Segment Start: DATASET EXTRACT
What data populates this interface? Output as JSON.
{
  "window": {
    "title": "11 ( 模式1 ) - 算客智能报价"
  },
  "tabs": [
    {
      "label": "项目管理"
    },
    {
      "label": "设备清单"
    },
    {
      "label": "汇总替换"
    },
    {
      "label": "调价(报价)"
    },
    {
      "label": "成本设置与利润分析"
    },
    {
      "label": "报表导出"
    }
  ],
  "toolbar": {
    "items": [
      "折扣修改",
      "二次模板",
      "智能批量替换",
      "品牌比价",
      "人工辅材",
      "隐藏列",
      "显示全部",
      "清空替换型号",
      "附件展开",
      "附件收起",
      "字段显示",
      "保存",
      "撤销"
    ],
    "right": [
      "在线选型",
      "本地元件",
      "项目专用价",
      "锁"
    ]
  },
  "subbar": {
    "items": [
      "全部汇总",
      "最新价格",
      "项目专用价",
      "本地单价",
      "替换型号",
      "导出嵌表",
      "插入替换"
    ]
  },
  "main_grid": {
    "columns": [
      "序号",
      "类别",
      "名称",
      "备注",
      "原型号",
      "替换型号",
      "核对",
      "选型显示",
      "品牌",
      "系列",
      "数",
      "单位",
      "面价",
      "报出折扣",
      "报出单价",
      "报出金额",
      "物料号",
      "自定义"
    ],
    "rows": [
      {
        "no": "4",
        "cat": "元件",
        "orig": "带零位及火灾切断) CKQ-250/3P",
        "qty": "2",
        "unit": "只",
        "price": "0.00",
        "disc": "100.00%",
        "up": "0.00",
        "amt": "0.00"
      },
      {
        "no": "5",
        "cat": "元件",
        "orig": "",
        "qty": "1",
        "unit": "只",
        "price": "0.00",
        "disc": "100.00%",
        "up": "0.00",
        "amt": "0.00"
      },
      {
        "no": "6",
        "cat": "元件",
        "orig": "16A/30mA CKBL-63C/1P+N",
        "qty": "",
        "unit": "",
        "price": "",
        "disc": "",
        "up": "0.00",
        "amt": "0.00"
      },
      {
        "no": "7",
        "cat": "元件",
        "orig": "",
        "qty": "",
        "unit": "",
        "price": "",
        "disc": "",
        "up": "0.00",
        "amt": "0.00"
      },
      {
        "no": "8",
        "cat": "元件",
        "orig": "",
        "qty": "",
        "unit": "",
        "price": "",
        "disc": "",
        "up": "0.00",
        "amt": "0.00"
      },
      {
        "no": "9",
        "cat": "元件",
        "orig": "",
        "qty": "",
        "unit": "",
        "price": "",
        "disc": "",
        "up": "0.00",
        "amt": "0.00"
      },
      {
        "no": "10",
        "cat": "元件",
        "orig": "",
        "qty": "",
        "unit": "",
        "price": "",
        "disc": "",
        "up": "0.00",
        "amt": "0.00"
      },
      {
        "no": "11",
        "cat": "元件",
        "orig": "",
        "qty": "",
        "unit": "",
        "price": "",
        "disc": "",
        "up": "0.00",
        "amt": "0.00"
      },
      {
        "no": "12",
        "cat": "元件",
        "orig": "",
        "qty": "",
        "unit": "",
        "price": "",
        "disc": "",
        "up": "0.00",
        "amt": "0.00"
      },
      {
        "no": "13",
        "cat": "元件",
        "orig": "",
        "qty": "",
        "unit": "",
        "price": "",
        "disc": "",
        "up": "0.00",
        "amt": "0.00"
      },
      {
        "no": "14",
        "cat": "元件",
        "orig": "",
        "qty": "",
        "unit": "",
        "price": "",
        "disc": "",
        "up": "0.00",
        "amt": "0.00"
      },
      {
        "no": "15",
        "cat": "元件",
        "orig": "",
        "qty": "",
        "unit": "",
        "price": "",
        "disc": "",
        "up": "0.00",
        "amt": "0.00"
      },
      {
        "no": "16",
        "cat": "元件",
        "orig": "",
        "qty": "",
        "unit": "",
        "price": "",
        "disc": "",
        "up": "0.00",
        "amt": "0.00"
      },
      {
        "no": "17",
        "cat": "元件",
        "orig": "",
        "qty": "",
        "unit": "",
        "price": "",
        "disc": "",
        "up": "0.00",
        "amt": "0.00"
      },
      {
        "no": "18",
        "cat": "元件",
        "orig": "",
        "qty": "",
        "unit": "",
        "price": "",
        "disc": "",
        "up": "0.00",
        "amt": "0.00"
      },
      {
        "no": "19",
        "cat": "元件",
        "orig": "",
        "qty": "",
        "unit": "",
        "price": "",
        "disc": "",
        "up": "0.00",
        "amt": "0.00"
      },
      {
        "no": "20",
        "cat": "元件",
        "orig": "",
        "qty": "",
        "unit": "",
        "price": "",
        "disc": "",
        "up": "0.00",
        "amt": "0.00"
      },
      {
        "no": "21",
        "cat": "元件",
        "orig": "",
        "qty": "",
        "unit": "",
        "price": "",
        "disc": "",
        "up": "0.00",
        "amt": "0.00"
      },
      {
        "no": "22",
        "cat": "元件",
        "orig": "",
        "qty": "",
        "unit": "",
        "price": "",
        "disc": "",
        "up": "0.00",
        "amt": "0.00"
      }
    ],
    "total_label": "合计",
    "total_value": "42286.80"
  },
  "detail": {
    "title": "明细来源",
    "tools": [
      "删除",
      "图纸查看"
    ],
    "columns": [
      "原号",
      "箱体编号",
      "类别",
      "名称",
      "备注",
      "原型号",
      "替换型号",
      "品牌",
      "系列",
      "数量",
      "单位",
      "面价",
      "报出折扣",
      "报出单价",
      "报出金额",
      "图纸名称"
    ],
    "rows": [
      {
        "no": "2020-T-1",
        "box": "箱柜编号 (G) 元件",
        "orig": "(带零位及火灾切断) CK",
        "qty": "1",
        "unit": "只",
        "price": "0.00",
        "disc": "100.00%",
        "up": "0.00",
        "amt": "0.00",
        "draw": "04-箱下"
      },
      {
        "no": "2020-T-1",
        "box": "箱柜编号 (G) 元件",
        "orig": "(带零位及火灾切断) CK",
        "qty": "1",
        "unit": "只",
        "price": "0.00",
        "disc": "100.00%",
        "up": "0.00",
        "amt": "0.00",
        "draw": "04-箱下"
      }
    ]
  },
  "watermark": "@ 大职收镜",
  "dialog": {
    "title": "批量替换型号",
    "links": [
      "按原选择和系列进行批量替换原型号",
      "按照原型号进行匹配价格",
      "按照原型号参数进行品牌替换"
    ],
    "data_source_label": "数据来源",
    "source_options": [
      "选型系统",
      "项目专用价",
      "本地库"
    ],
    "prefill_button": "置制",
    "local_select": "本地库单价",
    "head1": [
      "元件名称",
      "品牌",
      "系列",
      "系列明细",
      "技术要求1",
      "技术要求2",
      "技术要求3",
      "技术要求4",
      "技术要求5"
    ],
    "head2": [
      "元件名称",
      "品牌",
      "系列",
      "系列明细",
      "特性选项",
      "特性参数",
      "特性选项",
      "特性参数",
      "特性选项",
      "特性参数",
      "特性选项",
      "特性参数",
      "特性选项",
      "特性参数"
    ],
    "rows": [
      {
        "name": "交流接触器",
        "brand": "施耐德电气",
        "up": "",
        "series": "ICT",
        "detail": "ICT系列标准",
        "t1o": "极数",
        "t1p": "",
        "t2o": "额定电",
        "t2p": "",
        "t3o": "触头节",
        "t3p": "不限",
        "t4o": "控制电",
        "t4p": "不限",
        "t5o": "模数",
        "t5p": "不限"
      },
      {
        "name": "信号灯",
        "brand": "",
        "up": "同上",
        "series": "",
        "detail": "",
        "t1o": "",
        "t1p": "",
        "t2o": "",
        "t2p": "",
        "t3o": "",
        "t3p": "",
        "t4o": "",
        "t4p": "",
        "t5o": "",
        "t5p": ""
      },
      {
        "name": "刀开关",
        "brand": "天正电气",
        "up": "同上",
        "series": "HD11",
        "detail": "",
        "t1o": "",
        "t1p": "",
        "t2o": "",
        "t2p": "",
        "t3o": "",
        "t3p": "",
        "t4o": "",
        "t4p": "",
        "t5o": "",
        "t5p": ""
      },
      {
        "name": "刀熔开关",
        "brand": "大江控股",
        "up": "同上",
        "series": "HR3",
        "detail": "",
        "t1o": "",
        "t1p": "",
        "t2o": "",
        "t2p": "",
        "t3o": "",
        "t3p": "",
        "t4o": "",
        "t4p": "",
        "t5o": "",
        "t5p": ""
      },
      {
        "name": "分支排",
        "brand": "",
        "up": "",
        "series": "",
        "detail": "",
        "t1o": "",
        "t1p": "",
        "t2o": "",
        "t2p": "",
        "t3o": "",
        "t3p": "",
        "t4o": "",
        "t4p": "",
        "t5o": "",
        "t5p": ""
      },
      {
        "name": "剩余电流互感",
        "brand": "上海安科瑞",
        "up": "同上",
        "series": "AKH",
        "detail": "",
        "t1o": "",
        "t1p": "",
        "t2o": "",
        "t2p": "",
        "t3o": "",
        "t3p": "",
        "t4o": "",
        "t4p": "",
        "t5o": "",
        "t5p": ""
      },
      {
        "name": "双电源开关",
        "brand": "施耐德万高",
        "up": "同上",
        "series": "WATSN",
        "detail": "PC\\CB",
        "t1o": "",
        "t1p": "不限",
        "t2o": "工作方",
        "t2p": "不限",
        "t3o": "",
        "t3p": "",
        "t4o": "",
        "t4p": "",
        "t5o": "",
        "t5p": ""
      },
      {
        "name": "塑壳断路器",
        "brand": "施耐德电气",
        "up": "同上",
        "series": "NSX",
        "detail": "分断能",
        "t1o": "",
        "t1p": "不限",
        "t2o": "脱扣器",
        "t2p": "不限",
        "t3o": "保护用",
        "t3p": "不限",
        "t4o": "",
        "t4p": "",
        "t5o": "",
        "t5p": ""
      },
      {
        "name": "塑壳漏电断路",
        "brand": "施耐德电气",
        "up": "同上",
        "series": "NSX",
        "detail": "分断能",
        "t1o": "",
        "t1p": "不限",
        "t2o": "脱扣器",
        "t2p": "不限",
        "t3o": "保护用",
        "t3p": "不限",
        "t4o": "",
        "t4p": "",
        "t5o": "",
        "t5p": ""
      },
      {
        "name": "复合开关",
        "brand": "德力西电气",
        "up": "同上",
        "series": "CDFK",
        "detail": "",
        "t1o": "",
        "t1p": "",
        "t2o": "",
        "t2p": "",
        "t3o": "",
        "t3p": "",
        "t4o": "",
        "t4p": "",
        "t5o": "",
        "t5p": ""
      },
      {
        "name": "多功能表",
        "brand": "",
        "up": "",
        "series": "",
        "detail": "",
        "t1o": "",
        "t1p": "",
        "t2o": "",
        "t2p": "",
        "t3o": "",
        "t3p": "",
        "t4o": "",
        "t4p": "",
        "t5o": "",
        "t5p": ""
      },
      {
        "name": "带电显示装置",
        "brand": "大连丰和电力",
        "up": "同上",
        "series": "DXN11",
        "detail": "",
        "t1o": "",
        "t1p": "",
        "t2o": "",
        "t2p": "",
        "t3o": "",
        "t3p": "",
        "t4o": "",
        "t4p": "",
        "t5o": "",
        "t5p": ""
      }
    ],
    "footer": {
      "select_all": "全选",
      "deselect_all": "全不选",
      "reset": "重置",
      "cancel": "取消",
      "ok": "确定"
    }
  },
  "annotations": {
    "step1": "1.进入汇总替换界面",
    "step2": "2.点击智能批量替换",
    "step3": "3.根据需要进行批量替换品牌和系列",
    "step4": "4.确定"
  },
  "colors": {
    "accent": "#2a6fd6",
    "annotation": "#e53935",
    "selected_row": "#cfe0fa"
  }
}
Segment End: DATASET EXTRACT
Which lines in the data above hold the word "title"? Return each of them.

    "title": "11 ( 模式1 ) - 算客智能报价"
    "title": "明细来源",
    "title": "批量替换型号",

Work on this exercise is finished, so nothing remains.